The opening of the Menin Gate Memorial on 24 July 1927 so moved the Australian artist Will Longstaff that he painted 'The Menin Gate at Midnight', which portrays a ghostly army of the dead marching past the Menin Gate. The painting now hangs in the Australian War Memorial, Canberra, at the entrance of which are two medieval stone lions presented to the Memorial by the City of Ypres in 1936.
Since the 1930s, with the brief interval of the German occupation in the Second World War, the City of Ypres has conducted a ceremony at the Memorial at dusk each evening to commemorate those who died in the Ypres campaign.
|Panel number, Roll of Honour,|
Australian War Memorial
|Miscellaneous information from|
|Parents: John and Elizabeth LAMBERT; husband of Ethel LAMBERT, 99 Onslow Road, West Subiaco, Western Australia. Native of England|
War service: Western Front
Embarked Fremantle, 7 August 1916; disembarked Plymouth, England, 25 September 1916; taken on strength, 11th Training Bn, 1 October 1916.
Proceeded to join 44th Bn, 11 November 1916.
Taken on strength, 33rd Bn, 14 November 1916.
Proceeded overseas to France, 21 November 1916.
Reported wounded in action, 7 June 1917.
Now, 27 July 1917, reported killed in action, 7 June 1917.
Statement, Red Cross File No 1540710, 1863A Pte J.R. LINEHAN, HQ Company, 33rd Bn (patient, Horton County of London Hospital, Epsom, England), 18 September 1917: I saw Lambert lying dead.

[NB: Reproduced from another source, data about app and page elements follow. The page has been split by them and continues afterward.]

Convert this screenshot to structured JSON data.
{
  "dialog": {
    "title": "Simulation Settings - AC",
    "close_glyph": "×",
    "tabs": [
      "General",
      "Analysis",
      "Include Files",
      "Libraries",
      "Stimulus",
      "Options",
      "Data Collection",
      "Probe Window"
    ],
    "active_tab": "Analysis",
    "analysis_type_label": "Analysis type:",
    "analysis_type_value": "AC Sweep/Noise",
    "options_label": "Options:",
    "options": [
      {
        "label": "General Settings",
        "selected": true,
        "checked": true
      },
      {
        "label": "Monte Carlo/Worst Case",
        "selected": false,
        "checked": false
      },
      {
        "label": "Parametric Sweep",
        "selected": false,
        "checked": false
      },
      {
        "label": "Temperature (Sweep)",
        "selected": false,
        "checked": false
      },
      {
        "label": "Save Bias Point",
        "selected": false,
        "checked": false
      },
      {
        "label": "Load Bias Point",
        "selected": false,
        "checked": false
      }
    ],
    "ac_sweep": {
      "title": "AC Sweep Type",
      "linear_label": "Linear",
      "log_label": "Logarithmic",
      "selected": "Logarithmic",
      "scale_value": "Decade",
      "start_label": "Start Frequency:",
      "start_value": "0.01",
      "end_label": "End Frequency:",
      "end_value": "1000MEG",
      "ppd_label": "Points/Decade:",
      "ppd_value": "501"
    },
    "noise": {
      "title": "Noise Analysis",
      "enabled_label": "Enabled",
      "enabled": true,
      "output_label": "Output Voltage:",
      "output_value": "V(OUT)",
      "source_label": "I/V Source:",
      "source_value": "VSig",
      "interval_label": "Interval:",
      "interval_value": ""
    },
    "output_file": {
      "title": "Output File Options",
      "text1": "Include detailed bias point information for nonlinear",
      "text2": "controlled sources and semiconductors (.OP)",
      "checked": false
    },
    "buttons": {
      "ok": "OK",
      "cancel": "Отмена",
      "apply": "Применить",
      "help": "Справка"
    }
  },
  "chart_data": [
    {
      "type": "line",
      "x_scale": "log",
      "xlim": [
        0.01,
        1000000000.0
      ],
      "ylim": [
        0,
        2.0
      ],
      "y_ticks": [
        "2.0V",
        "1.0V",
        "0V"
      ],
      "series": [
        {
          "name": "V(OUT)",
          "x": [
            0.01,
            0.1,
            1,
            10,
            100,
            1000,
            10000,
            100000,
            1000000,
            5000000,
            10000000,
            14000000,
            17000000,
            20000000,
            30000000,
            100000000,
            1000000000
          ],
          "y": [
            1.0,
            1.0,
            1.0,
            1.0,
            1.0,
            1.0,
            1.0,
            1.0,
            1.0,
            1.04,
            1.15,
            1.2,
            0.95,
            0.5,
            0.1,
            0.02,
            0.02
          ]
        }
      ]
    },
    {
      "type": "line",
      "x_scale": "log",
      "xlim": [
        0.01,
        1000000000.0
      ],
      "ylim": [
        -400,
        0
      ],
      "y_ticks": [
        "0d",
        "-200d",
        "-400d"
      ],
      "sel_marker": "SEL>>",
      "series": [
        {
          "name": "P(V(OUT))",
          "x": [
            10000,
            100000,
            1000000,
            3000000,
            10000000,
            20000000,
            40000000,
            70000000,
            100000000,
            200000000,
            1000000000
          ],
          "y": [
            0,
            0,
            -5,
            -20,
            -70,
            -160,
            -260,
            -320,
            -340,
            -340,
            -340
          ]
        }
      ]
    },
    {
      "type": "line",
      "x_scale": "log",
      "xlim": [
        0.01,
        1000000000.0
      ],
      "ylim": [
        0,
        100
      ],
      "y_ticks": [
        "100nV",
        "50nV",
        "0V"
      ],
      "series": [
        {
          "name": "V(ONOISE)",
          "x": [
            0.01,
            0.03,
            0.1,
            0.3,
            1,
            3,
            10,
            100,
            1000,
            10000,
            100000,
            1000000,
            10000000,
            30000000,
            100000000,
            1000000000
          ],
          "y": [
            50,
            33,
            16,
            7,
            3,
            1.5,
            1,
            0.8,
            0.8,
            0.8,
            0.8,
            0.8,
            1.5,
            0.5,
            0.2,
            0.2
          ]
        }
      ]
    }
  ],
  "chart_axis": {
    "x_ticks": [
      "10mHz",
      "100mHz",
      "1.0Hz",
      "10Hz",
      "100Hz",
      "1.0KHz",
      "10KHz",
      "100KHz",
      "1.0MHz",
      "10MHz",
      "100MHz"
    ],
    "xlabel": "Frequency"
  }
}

He had been dead several days, It was daytime. I saw him at Ploegsteert. His body was just behind our first line. He had been killed by a shell. His body had been there for 2 days. It was June 9th. He was buried. Pte. Conway saw him too.'
Second statement, 1498 Lance Corporal L.V. SCHOLEY, 33rd Bn (patient, Edmonton Hospital, London, England), 22 October 1917: 'I know that during the attack of June 7th/17 between 4 a.m. and 5 a.m. [w]e had reached our objective when Lambert was shot in the head by a machine gun bullet and killed instantly. He was carried back to the old German front line (our reserve line) that night. Next morning I went to see him and took all his belongings except his pay-book, and I sent them to his wife, all our casualties for that day were buried in Ploegsteerte (sic) Wood but our Padre does not remember burying Lambert.'
Third statement, 1917A Pte A. TOOVEY, HQ Company, 33rd Bn (patient, Red Cross Hospital, Weir, Balham, England), 31 October 1917: 'Pte. Lambert was killed by a shell and buried near the Front Lines. I saw him killed.'
Fourth statement, 1862 Pte A. LILLYWHITE, D Company, 33rd Bn, 10 November 1917: 'I saw him after he was killed at Messines about the 7th June. He had not reached the objective. It was somewhere just behind our consolidated line. He had been shot through the head. L/Cpl. Jess Bright (33rd Battalion, D Co ...) would know whether he is buried or not. I heard him say he was alongside Lambert when he was killed.'
Note on file: 'No trace Germany[.] Cert. by Capt. Mills. 10.10.19.'Medals: British War Medal, Victory Medal
|Sources||NAA: B2455, LAMBERT John William
Red Cross File No 1540710